Warren Buffett’s loyal following of value investors is about to hear from the legend himself, at a crucial time when interest rates have soared and recession fears are raging.
The 92-year-old chairman and CEO of Berkshire Hathaway is slated to release his annual shareholder letter Saturday morning, along with the conglomerate’s latest quarterly earnings. The letter from the “Oracle of Omaha” has been required reading for investors for decades, and this year’s message is particularly anticipated given the changing investing landscape.
Notably, there’s been a sea change in Treasury yields, which have surged to the highest level since the Global Financial Crisis amid the Federal Reserve’s aggressive rate hikes. Six-month and one-year yields have both surpassed 5% for the first time since 2007, while the benchmark 10-year Treasury yield sits just below 4%. After more than a decade of near zero interest rates, the sharp rise in yields could dent the appeal for equities and hurt asset prices, Buffett said previously.
“Interest rates are to asset prices, you know, sort of like gravity is to the apple,” Buffett famously said at Berkshire’s annual meeting in 2013. He believed that when interest rates are high, it could be a major “gravitational pull” on values.
“We have a roughly 15-year period of abnormally and historically low interest rates. The short term rates we have now are more normal,” said David Kass, a finance professor at the University of Maryland’s Robert H. Smith School of Business. “Interest rates are the main determinant of equity prices, to quote Buffett, so I think I’m looking for and expecting a discussion on interest rates.”
Perhaps that explained why Berkshire was likely a net seller of stocks in the fourth quarter.

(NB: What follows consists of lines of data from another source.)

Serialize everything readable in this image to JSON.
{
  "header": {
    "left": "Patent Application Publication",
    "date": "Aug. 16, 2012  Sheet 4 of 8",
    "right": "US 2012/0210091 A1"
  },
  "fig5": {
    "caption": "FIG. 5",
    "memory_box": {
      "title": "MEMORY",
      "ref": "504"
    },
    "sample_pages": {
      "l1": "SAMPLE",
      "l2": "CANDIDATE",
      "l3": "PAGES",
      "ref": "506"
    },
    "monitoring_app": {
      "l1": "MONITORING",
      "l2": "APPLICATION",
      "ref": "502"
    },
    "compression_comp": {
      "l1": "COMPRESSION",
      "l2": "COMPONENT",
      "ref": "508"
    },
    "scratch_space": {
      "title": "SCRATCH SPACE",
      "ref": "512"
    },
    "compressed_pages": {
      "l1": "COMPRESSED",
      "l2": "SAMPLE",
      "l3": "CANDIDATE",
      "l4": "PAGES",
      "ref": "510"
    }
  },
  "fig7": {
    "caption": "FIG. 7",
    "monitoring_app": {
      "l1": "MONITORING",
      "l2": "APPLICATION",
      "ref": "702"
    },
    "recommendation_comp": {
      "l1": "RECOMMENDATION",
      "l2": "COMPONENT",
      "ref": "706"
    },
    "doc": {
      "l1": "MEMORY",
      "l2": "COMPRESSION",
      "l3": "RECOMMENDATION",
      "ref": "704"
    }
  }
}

The conglomerate dumped a significant portion of Taiwan Semiconductor, a chip stock it had just bought in the third quarter. Berkshire also slashed its shares in Bank of New York Mellon and US Bancorp last quarter.
Meanwhile, thanks to rising rates, Berkshire’s mountain of cash — nearly $109 billion at the end of September — has contributed meaningful earnings to the conglomerate, which held $77.9 billion in U.S. Treasury bills.

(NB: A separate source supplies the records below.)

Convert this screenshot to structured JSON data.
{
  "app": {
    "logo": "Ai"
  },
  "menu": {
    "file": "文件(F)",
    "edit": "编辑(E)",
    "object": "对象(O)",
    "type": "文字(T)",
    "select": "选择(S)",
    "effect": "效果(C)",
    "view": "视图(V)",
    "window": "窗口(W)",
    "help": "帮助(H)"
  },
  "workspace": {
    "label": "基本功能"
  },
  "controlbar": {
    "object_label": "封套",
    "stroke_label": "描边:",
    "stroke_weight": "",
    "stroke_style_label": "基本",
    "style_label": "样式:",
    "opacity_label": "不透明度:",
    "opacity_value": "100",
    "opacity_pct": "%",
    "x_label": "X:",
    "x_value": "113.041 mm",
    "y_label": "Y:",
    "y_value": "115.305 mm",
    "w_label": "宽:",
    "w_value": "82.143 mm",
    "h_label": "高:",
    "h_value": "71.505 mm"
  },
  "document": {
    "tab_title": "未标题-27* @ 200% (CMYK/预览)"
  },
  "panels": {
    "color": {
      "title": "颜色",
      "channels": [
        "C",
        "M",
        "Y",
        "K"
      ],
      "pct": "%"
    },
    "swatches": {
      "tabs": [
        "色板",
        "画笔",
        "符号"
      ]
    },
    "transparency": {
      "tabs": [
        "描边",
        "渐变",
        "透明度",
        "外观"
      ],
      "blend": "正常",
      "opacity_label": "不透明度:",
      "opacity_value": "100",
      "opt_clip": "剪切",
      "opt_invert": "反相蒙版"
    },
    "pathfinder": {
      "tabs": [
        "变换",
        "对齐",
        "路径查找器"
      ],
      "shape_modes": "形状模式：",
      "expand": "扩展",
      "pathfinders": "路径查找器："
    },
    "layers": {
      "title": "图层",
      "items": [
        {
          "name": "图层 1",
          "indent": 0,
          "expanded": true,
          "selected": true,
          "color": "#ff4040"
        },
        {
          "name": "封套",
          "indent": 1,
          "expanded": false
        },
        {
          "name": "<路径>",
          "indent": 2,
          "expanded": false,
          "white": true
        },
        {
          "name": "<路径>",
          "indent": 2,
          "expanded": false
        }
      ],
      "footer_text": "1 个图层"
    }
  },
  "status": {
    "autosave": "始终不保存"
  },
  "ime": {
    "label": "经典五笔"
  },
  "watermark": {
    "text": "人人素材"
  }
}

“One comment Buffett may make in his letter is that it’s not so painful to be sitting in cash. There is an alternative now and it’s called Treasury bills, or short term Treasuries,” Kass said.
The rising-rate environment could also benefit Buffett’s famous deal-making. Not only due to falling asset prices, but because he also has ample liquidity to tap into, whereas his competitors such as private equity firms have to borrow to make deals.

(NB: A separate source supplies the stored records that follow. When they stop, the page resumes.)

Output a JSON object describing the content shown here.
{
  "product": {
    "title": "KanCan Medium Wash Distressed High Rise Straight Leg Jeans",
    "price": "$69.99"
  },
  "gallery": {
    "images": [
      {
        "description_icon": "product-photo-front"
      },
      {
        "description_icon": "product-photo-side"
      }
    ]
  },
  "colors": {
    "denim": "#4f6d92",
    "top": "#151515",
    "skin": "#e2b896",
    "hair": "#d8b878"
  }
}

“Private equity and others who are thinking of making acquisitions would have to go into the market to borrow [at] higher interest rates. This would confer a competitive advantage back to Berkshire,” Kass said.
Berkshire bought insurance company Alleghany for $11.6 billion in cash last year, its biggest deal since 2016.
Big energy bets
Buffett continued to boost its position in Occidental Petroleum over the past year, with Berkshire’s stake in the oil giant topping 21%. In August, Berkshire received regulatory approval to purchase up to 50%, spurring speculation that it may eventually buy all of Houston-based Occidental.
Many are eager to find out if Buffett has an appetite for still more Occidental shares, given the oil and gas producer’s underperformance in 2023. The stock is down about 6% this year, trading below $60 after more than doubling in 2022.
“He’s been demonstrating a lot of discipline here as it relates to buying OXY shares in the open market,” said James Shanahan, a Berkshire analyst at Edward Jones. “There’s only a couple of occasions that he spends more than $60 a share to acquire Occidental stock.”
Meanwhile, Chevron remained Berkshire’s third largest equity holding at the end of 2022, behind only Apple and Bank of America.
Investors are also interested in any updates on Berkshire’s operating businesses in light of a looming recession.
“As a shareholder, what I’m most excited about is an update on the underlying operating business,” said Bill Stone, CIO at Glenview Trust and a Berkshire shareholder. “We’ve already seen the publicly traded portfolio. I’m frankly more interested in how well the underlying businesses are operating and his view of the strengths and weaknesses.”
Berkshire’s auto insurance company Geico has been under pressure lately with consecutive quarters of underwriting losses.
“What (if any) corrective actions is Berkshire taking to remedy this situation? Many of GEICO’s peers are grappling with the same issues and have raised premium rates to counter the adverse claim trends,” Catherine Seifert, CFRA’s Berkshire analyst, said in a note.
Buffett watchers are also looking for his commentary on buybacks.
Berkshire’s pace of share repurchases slowed last year, having bought a total of $5.25 billion through the end of the third quarter. That was markedly slower than the pace in 2021, when Berkshire bought back a record $27 billion of its own shares as Buffett found fewer outside opportunities in the midst of a sky high bull market.
Buffett himself told shareholders at its annual meeting last year that he prefers buying stakes in other companies rather than repurchasing his own shares.
“If we have the choice of buying businesses that we like, or buying back stock — the controlling factor’s how much money we have — we’d rather buy businesses,” Buffett said in April in Omaha.